In the last few days, the world has seen a morass of chocolate-related news. The New Yorker has a story on the hippie-go-lucky founders of Dagoba Chocolate, the popularity of which has surged on a reemergence of interest in natural cacao. Artist Cosimo Cavallaro has just opened a gallery show in the Chelsea neighborhood of New York featuring life-size statues of nine religious figures — in chocolate (witness “My Sweet Lord,” a massive chocolate Jesus.) Some teenager in Britain has made news by creating a booming chocolate company out of his house in Shropshire, just by thinking up peculiar flavor combinations.
And yet, the New York Times reports this week that Hershey’s profits have plummeted by almost two-thirds, and Cadbury Schweppes has moved its chocolate production from England to Poland, and plans to cut over 7,500 jobs in the process.
What’s going on with chocolate?
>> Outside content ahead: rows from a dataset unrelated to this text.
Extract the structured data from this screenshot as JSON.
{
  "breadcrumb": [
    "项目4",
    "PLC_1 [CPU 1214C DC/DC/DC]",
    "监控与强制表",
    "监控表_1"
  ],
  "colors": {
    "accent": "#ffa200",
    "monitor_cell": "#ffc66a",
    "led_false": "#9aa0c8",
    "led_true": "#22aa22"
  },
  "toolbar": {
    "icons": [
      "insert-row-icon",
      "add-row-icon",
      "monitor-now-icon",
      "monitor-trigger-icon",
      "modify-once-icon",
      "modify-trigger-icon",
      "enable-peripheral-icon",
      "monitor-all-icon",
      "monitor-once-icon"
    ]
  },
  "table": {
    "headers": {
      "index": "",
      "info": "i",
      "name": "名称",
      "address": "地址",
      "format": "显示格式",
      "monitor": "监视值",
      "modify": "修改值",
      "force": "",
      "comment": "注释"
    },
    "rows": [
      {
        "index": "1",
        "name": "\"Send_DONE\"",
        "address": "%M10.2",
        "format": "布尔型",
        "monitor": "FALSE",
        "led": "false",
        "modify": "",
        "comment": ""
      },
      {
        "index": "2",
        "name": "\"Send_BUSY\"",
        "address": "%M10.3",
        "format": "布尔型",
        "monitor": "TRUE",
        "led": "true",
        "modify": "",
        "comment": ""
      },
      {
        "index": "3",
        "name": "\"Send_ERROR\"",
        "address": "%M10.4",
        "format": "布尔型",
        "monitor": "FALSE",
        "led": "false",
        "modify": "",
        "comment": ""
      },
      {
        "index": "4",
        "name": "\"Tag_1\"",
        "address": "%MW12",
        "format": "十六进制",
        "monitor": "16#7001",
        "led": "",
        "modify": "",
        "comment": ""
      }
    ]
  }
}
And what does it mean for entrepreneurs like the British teenager?
Most successful entrepreneurs are adept at finding a niche unfilled, and filling it with a great product or service. However, there’s another brand of entrepreneurship that requires a little less originality and a little more knowledge of zeitgeist: re-doing a corporate product, and making it trendy. As the New Yorker says in its piece about Dagoba, consumers are becoming increasingly interested in “artisanal” foods, and chocolate is one of the hottest.
Interestingly, plenty of large-scale food and beverage producers have yet to realize that they are serving increasingly health-conscious customers. Yes, we live in times of epidemic obesity, but let’s not underestimate humanity. When human beings see a negative trend, we slowly work to reverse it. It’s happening with global warming now. More quietly, it’s happening with food.
The remarkable success of chains like Whole Foods and Trader Joe’s indicate a paradigm shift on a macro level, but consumers are becoming increasingly picky on a food-by-food basis, too. I firmly believe that one of the reasons Red Bull consistently outsells its cheaper copycat beverages is that it doesn’t use high fructose corn syrup, the sweetener found in regular soda. People increasingly read the labels on the foods they ingest, especially with the Chinese-ingredient poison scares in pet food and toothpaste.
Hence the troubles at Cadbury and Hershey’s. Their chocolate (while often delicious) is of poor quality — far less than the 70% cacao content of boutique chocolates like Dagoba, and lacking in antioxidants. Their candy is also subject to that mysterious chemical processing that prevents M&Ms from melting in your hand, or spoiling on a shelf after 9 months. Chocolate with high cacao content actually doesn’t spoil easily, but cheaper milk chocolate should. People know that a year-old package of Reese’s Pieces shouldn’t taste okay, but it does. And it’s starting to make them uneasy.
Until the big companies really get wise to consumers’ changing tastes, there is an increasing opportunity for small-scale, health-oriented companies to make a killing selling foods with comprehensible ingredients. It’s happening with soda, potato chips, and yes, chocolate. It’s only a matter of time before it happens with other junk food staples.
But there’s not much time. Dagoba Chocolate was recently acquired by Hershey’s, indicating that the behemoths aren’t as out of touch as they seem. Are natural foods startups doomed, as the big boys muscle in? In 20 years, will we be back to the same big companies — Coca-Cola, Hershey’s, Frito-Lay — just under smaller, nichey brand names?